====== AVAILABLE DATA

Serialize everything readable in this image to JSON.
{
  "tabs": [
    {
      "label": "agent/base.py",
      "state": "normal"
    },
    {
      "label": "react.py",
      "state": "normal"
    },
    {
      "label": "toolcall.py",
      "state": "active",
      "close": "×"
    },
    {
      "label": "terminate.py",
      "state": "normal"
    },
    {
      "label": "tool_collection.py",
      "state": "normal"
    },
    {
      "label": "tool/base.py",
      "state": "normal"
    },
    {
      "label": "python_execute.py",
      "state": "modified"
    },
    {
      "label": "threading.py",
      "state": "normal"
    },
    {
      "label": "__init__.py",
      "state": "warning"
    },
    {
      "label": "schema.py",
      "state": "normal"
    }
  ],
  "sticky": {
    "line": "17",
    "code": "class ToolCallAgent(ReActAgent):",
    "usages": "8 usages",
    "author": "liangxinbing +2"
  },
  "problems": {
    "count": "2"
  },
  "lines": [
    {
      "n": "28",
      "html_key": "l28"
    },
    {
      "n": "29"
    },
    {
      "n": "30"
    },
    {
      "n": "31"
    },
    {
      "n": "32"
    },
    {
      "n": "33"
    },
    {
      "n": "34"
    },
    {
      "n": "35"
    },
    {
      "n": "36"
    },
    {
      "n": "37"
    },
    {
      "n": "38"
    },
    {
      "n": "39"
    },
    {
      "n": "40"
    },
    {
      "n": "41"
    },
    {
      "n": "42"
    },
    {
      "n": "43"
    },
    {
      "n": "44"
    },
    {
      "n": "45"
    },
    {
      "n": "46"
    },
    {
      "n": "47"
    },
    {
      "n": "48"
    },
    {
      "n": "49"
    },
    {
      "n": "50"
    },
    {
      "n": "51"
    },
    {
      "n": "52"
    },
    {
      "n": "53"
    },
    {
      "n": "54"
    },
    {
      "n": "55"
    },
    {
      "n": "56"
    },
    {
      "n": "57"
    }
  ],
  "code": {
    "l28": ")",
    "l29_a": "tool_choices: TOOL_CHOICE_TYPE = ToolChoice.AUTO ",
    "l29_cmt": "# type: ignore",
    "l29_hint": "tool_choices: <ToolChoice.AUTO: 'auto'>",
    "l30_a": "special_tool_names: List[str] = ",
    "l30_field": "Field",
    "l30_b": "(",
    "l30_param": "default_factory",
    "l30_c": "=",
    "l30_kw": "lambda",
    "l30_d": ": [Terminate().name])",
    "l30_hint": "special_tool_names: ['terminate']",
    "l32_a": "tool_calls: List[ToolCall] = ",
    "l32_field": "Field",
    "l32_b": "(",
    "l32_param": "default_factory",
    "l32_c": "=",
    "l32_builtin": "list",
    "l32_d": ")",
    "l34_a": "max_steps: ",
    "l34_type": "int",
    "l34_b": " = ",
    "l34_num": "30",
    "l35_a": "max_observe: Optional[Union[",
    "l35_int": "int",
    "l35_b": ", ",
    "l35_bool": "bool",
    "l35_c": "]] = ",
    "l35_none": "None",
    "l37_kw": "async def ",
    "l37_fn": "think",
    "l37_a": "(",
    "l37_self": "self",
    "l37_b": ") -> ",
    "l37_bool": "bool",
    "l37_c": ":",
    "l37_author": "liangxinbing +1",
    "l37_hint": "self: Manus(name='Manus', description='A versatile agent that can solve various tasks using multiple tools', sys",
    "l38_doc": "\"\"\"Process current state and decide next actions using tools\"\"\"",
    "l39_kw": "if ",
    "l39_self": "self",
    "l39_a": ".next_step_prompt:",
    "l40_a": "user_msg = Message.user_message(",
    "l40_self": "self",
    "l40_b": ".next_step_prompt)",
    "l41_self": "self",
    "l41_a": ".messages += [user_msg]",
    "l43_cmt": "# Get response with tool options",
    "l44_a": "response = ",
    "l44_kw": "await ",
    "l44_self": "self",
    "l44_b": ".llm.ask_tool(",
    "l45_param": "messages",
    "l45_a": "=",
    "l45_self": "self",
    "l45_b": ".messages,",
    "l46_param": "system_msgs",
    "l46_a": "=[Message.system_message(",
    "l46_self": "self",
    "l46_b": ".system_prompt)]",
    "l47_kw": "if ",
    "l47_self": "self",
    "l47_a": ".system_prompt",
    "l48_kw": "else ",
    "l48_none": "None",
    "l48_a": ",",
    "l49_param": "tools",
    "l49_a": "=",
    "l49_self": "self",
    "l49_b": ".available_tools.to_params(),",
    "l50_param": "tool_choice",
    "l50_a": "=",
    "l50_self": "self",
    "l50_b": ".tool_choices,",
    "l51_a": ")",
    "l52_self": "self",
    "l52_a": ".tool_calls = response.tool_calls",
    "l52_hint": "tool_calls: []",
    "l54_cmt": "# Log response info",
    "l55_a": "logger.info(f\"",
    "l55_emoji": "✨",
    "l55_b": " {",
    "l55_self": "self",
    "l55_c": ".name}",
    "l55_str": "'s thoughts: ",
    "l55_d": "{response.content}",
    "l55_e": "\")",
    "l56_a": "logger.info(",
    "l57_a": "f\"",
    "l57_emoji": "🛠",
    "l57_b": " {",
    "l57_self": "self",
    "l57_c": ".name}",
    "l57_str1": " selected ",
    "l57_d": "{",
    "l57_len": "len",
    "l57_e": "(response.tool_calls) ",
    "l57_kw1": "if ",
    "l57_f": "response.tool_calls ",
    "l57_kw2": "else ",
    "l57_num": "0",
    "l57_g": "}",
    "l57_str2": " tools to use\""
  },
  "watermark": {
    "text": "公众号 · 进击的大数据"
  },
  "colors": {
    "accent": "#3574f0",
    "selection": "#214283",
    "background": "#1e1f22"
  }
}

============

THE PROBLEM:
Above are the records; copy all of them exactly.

YOUR SOLUTION:
Serialize everything readable in this image to JSON.
{
  "tabs": [
    {
      "label": "agent/base.py",
      "state": "normal"
    },
    {
      "label": "react.py",
      "state": "normal"
    },
    {
      "label": "toolcall.py",
      "state": "active",
      "close": "×"
    },
    {
      "label": "terminate.py",
      "state": "normal"
    },
    {
      "label": "tool_collection.py",
      "state": "normal"
    },
    {
      "label": "tool/base.py",
      "state": "normal"
    },
    {
      "label": "python_execute.py",
      "state": "modified"
    },
    {
      "label": "threading.py",
      "state": "normal"
    },
    {
      "label": "__init__.py",
      "state": "warning"
    },
    {
      "label": "schema.py",
      "state": "normal"
    }
  ],
  "sticky": {
    "line": "17",
    "code": "class ToolCallAgent(ReActAgent):",
    "usages": "8 usages",
    "author": "liangxinbing +2"
  },
  "problems": {
    "count": "2"
  },
  "lines": [
    {
      "n": "28",
      "html_key": "l28"
    },
    {
      "n": "29"
    },
    {
      "n": "30"
    },
    {
      "n": "31"
    },
    {
      "n": "32"
    },
    {
      "n": "33"
    },
    {
      "n": "34"
    },
    {
      "n": "35"
    },
    {
      "n": "36"
    },
    {
      "n": "37"
    },
    {
      "n": "38"
    },
    {
      "n": "39"
    },
    {
      "n": "40"
    },
    {
      "n": "41"
    },
    {
      "n": "42"
    },
    {
      "n": "43"
    },
    {
      "n": "44"
    },
    {
      "n": "45"
    },
    {
      "n": "46"
    },
    {
      "n": "47"
    },
    {
      "n": "48"
    },
    {
      "n": "49"
    },
    {
      "n": "50"
    },
    {
      "n": "51"
    },
    {
      "n": "52"
    },
    {
      "n": "53"
    },
    {
      "n": "54"
    },
    {
      "n": "55"
    },
    {
      "n": "56"
    },
    {
      "n": "57"
    }
  ],
  "code": {
    "l28": ")",
    "l29_a": "tool_choices: TOOL_CHOICE_TYPE = ToolChoice.AUTO ",
    "l29_cmt": "# type: ignore",
    "l29_hint": "tool_choices: <ToolChoice.AUTO: 'auto'>",
    "l30_a": "special_tool_names: List[str] = ",
    "l30_field": "Field",
    "l30_b": "(",
    "l30_param": "default_factory",
    "l30_c": "=",
    "l30_kw": "lambda",
    "l30_d": ": [Terminate().name])",
    "l30_hint": "special_tool_names: ['terminate']",
    "l32_a": "tool_calls: List[ToolCall] = ",
    "l32_field": "Field",
    "l32_b": "(",
    "l32_param": "default_factory",
    "l32_c": "=",
    "l32_builtin": "list",
    "l32_d": ")",
    "l34_a": "max_steps: ",
    "l34_type": "int",
    "l34_b": " = ",
    "l34_num": "30",
    "l35_a": "max_observe: Optional[Union[",
    "l35_int": "int",
    "l35_b": ", ",
    "l35_bool": "bool",
    "l35_c": "]] = ",
    "l35_none": "None",
    "l37_kw": "async def ",
    "l37_fn": "think",
    "l37_a": "(",
    "l37_self": "self",
    "l37_b": ") -> ",
    "l37_bool": "bool",
    "l37_c": ":",
    "l37_author": "liangxinbing +1",
    "l37_hint": "self: Manus(name='Manus', description='A versatile agent that can solve various tasks using multiple tools', sys",
    "l38_doc": "\"\"\"Process current state and decide next actions using tools\"\"\"",
    "l39_kw": "if ",
    "l39_self": "self",
    "l39_a": ".next_step_prompt:",
    "l40_a": "user_msg = Message.user_message(",
    "l40_self": "self",
    "l40_b": ".next_step_prompt)",
    "l41_self": "self",
    "l41_a": ".messages += [user_msg]",
    "l43_cmt": "# Get response with tool options",
    "l44_a": "response = ",
    "l44_kw": "await ",
    "l44_self": "self",
    "l44_b": ".llm.ask_tool(",
    "l45_param": "messages",
    "l45_a": "=",
    "l45_self": "self",
    "l45_b": ".messages,",
    "l46_param": "system_msgs",
    "l46_a": "=[Message.system_message(",
    "l46_self": "self",
    "l46_b": ".system_prompt)]",
    "l47_kw": "if ",
    "l47_self": "self",
    "l47_a": ".system_prompt",
    "l48_kw": "else ",
    "l48_none": "None",
    "l48_a": ",",
    "l49_param": "tools",
    "l49_a": "=",
    "l49_self": "self",
    "l49_b": ".available_tools.to_params(),",
    "l50_param": "tool_choice",
    "l50_a": "=",
    "l50_self": "self",
    "l50_b": ".tool_choices,",
    "l51_a": ")",
    "l52_self": "self",
    "l52_a": ".tool_calls = response.tool_calls",
    "l52_hint": "tool_calls: []",
    "l54_cmt": "# Log response info",
    "l55_a": "logger.info(f\"",
    "l55_emoji": "✨",
    "l55_b": " {",
    "l55_self": "self",
    "l55_c": ".name}",
    "l55_str": "'s thoughts: ",
    "l55_d": "{response.content}",
    "l55_e": "\")",
    "l56_a": "logger.info(",
    "l57_a": "f\"",
    "l57_emoji": "🛠",
    "l57_b": " {",
    "l57_self": "self",
    "l57_c": ".name}",
    "l57_str1": " selected ",
    "l57_d": "{",
    "l57_len": "len",
    "l57_e": "(response.tool_calls) ",
    "l57_kw1": "if ",
    "l57_f": "response.tool_calls ",
    "l57_kw2": "else ",
    "l57_num": "0",
    "l57_g": "}",
    "l57_str2": " tools to use\""
  },
  "watermark": {
    "text": "公众号 · 进击的大数据"
  },
  "colors": {
    "accent": "#3574f0",
    "selection": "#214283",
    "background": "#1e1f22"
  }
}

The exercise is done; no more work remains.